*** Opening Record extracts ***

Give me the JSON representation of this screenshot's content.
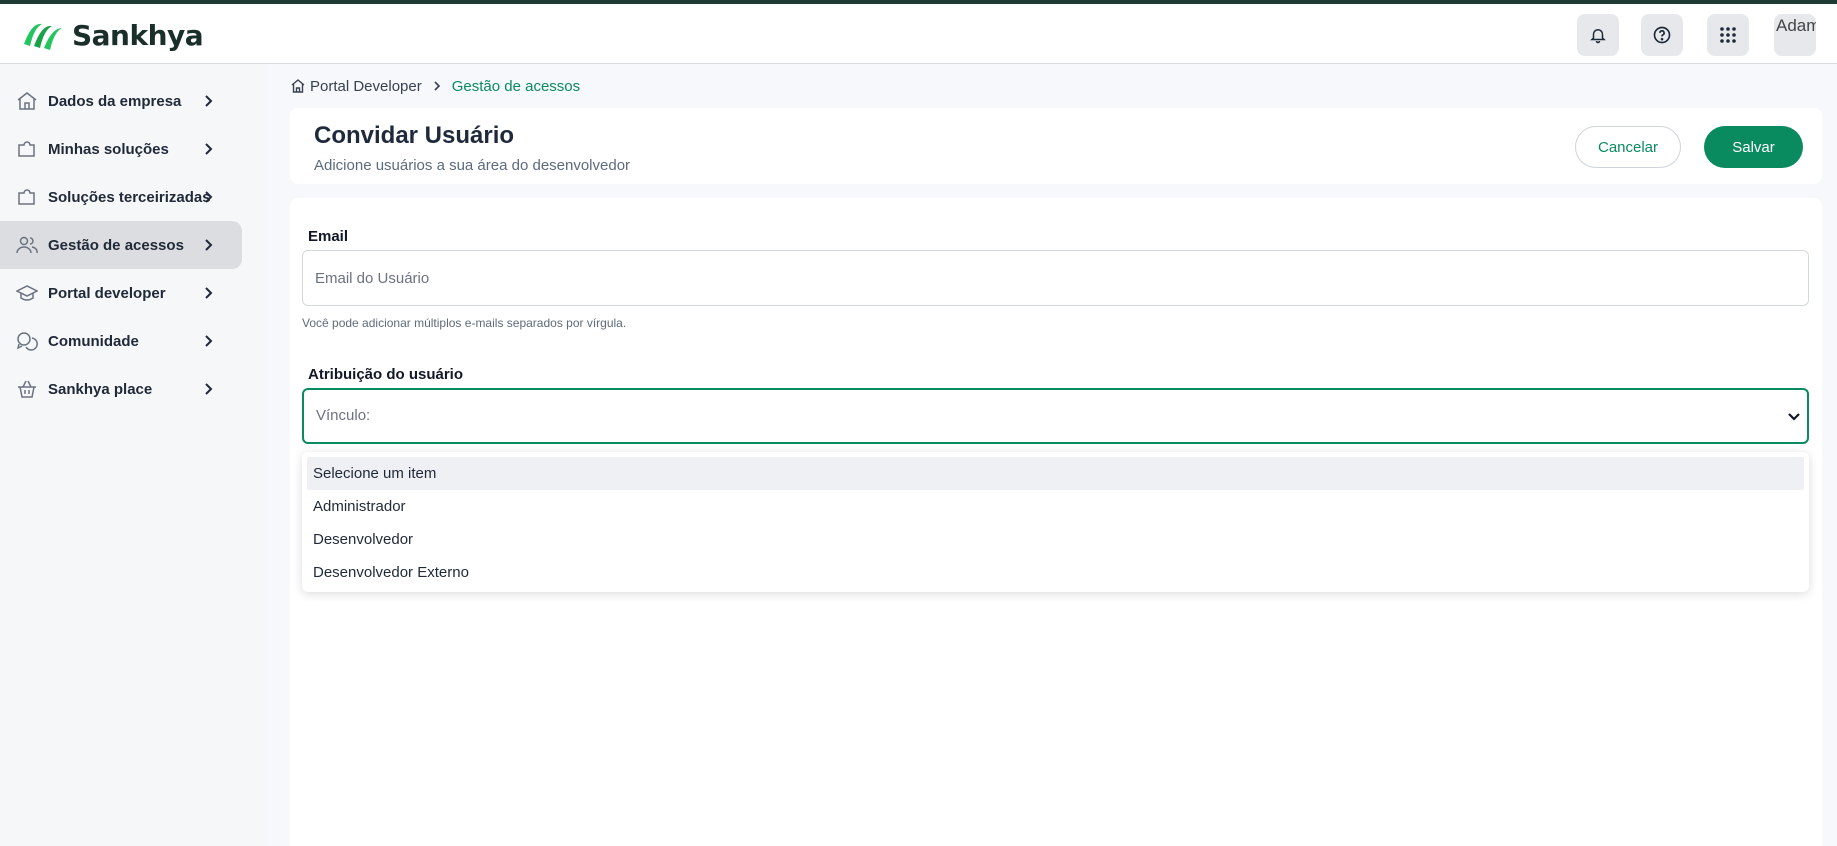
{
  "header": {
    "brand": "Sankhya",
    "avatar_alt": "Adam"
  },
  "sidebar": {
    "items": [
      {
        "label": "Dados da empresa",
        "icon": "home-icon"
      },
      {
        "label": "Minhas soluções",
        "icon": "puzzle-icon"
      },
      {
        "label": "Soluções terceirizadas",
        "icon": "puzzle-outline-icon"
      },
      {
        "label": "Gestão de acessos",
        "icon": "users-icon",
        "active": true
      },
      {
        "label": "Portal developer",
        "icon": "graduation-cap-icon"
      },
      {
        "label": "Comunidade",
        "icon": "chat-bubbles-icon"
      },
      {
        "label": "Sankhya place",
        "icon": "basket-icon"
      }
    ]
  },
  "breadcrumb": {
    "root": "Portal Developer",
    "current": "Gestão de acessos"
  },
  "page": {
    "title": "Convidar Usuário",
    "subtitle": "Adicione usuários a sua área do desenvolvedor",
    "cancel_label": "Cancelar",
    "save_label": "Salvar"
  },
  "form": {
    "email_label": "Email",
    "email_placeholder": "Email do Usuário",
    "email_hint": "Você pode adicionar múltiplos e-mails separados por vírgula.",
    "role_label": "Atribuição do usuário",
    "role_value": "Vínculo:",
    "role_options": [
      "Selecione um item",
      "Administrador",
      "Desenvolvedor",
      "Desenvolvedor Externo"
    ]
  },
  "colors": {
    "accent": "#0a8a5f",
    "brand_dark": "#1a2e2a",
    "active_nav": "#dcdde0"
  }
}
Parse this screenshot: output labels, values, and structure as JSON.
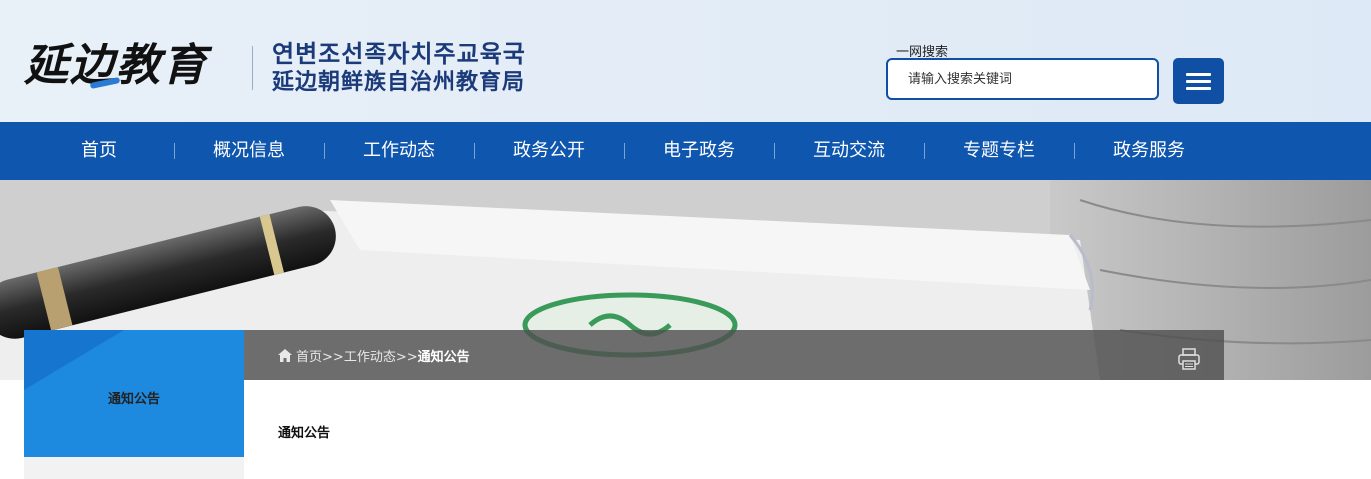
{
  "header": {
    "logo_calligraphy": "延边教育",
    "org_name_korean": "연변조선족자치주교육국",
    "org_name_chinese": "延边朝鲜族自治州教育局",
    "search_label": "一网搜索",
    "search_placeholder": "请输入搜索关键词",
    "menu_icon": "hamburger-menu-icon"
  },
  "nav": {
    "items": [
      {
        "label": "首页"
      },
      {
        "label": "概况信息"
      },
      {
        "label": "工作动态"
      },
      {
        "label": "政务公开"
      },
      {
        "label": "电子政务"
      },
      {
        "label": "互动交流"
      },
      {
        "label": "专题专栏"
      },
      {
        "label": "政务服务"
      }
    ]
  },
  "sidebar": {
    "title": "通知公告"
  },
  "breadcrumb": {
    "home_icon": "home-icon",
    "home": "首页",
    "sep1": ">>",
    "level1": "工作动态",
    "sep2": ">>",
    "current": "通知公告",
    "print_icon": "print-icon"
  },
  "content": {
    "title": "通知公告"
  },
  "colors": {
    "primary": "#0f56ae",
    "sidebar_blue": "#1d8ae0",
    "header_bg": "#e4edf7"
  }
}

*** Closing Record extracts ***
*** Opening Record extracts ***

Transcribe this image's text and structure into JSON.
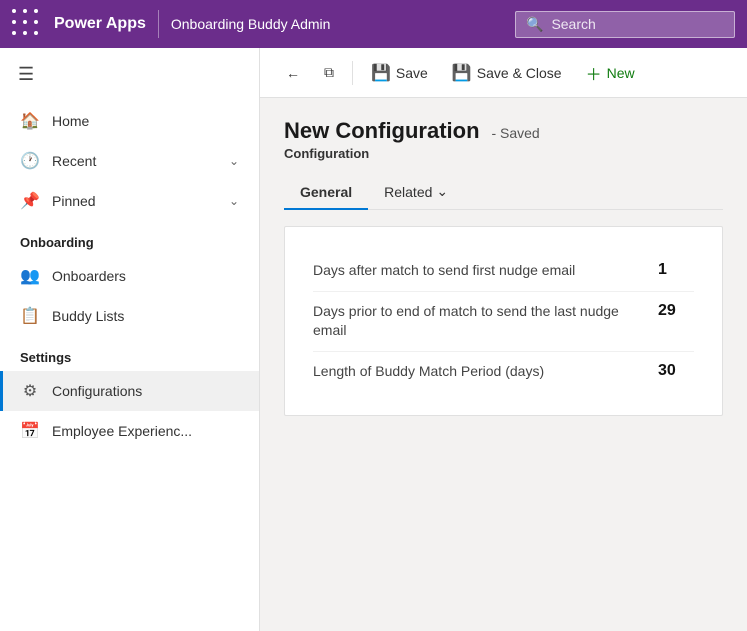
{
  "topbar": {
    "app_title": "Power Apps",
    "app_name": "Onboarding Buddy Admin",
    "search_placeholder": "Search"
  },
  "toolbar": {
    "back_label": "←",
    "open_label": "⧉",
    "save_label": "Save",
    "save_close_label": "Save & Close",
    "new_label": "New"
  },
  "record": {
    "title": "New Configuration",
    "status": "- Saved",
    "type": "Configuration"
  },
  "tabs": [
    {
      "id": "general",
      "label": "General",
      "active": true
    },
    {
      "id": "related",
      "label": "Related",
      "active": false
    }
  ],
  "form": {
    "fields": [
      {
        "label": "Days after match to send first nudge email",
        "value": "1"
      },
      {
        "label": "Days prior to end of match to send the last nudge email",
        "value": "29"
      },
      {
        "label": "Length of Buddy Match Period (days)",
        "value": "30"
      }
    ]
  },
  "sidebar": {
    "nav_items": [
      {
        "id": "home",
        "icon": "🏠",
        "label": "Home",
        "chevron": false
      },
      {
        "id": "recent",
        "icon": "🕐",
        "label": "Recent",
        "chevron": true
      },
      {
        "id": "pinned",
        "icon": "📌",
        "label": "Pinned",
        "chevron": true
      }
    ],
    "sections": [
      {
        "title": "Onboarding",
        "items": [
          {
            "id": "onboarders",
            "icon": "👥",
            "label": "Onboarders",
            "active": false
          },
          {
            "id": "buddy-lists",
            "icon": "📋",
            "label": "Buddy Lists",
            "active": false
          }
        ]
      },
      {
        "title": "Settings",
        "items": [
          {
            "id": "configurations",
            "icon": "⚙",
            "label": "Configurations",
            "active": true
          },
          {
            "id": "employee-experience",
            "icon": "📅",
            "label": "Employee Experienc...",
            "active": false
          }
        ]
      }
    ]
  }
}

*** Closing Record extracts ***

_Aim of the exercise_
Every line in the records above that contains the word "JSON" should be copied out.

_Solution_
Give me the JSON representation of this screenshot's content.
Parse this screenshot: output labels, values, and structure as JSON.
Transcribe this image's text and structure into JSON.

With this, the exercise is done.